Considering Nike’s claims, the TTAB then focused on the two most important factors– strength of mark and similarity of goods. While the applicant conceded that Nike’s JUST DO IT mark was famous, the TTAB independently accessed the fame of the slogan based on advertising awards, consumer survey recognition, and even based on JUST DO IT ads featuring celebrities like Michael Jordon, Tiger Woods, Serena Williams, to name a few. The TTAB also considered Nike’s 29 million Facebook followers and 76 million Instagram followers. It noted that $5 billion dollars have been spent in the span of nine years to advertise the slogan in the U.S.. It also reviewed excerpts from printed publications that reflected on the slogan as “a rare gem” that “transcended advertising to enter popular culture and language.” It found that the slogan was “famous” for both the confusion test and the heavier dilution test and thus entitled to the highest level of protection against confusion.

On the similarity of marks, the TTAB observed that both marks consisted of 3 short words, both began with JUST and ended with IT. They both take the form of a command and are not specific as to what “it” means. They both imply simply acting — by doing or saying — and not thinking or hesitating too much. The TTAB then described the differences and similarities between the words “DO” and “SAY,” going so far as to use other phrases such as “actions speak louder than words” to suggest that there is a relationship. The TTAB was not impacted by the stylization of the words JUST SAY IT, nor by the “minor” design element, since Nike’s registration was in standard characters and typed form and thus covered all displays of its mark.

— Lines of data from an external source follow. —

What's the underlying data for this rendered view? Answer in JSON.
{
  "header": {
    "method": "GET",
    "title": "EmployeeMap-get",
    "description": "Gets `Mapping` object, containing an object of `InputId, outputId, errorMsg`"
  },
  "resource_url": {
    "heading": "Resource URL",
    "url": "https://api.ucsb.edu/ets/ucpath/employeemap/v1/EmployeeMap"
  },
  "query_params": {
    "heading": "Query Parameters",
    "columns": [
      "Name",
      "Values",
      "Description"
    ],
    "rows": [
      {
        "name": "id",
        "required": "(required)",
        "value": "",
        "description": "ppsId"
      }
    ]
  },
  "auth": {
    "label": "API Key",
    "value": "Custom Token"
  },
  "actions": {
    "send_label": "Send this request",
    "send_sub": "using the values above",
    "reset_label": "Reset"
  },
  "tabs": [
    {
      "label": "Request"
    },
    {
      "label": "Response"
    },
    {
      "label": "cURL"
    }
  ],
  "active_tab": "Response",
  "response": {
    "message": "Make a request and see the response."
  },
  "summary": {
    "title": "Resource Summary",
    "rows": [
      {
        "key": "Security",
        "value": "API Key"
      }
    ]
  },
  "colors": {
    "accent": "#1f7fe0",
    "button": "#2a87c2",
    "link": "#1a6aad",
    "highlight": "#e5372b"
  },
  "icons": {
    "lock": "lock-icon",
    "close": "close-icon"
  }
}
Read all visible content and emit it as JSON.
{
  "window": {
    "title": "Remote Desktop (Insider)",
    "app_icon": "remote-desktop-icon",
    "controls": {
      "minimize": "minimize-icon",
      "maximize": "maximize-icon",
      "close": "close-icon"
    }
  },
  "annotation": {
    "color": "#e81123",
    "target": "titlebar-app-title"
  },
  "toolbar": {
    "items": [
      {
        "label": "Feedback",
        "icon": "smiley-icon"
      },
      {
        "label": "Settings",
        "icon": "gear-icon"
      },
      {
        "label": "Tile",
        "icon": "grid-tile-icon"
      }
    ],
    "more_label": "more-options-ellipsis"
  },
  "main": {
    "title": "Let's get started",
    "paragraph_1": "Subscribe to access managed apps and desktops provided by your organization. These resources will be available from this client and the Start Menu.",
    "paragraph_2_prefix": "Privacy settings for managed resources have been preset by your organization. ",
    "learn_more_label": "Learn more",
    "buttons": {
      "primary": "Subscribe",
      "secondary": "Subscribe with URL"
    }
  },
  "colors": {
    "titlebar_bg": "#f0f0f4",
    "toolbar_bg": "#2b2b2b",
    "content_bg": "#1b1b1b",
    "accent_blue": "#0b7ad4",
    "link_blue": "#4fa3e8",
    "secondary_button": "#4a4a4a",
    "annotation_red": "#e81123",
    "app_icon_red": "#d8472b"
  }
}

With respect to similarity of the goods, the TTAB noted that the mark’s fame requires a finding that products not closely related may nonetheless be confused as to source by a consumer because of the fame of the mark. The TTAB explained that the test requires not just the evaluation of the products themselves, but also of the manner in which they are marketed. In the case at bar, the TTAB held the goods were related in that the books pertained to healthy physical activities, and Nike’s goods also pertained to healthy lifestyles and physical activities such as playing sports and working out. Interestingly, the TTAB also pointed out that while Nike only had registered goods, they provided information on healthy lifestyles under the mark in their mobile apps and through their advertising, and thus were providing information by the modern equivalent of books. The TTAB recognized that Nike’s JUST DO IT ads “started conversations about tough subjects” and so transcended the use strictly on goods. Nike’s JUST DO IT ads showcased athletics-turned-change-makers, such as Colin Kaepernick, Odell Beckham Jr., LeBron James, among others, who were “known for pushing barriers and shaping conversations on race, gender and ability.” As such, it was a no brainer to conclude that applicant’s books are an extension of Nike’s JUST DO IT advertising campaigns and that there was a likelihood of confusion. The analysis of the dilution claim was quite thorough and given the level of fame noted, went in favor of Nike as well.

Bottom line: If you prove that you have a famous mark, the TTAB will go to great lengths to halt encroachments.